*Work task*: Each line of the records below that contains "price" needs to be copied.

*Source records*:
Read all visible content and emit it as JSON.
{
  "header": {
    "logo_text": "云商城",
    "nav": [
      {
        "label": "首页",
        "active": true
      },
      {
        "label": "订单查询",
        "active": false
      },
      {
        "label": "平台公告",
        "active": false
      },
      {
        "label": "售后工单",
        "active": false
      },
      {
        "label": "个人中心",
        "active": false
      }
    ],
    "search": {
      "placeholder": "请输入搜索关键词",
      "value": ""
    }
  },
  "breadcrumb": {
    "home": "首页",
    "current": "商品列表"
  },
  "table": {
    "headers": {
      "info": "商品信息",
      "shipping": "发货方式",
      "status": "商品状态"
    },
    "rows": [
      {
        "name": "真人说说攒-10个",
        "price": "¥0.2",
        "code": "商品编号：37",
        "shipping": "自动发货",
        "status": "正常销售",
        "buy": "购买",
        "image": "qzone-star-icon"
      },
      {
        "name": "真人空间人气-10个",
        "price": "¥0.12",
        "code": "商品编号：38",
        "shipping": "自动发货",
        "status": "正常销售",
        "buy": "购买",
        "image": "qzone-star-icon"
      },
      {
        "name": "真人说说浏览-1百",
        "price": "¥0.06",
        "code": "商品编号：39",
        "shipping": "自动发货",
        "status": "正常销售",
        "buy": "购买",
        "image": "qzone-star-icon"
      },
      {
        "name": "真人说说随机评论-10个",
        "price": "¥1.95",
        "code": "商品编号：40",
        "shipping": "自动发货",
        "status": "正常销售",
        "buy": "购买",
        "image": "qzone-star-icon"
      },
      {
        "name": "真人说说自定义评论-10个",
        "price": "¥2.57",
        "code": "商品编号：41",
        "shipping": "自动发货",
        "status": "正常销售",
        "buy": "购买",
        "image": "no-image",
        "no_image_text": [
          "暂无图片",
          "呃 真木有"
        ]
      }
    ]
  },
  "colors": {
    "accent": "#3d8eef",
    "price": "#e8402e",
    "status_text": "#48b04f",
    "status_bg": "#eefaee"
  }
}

*Written reply*:
        "price": "¥0.2",
        "price": "¥0.12",
        "price": "¥0.06",
        "price": "¥1.95",
        "price": "¥2.57",
    "price": "#e8402e",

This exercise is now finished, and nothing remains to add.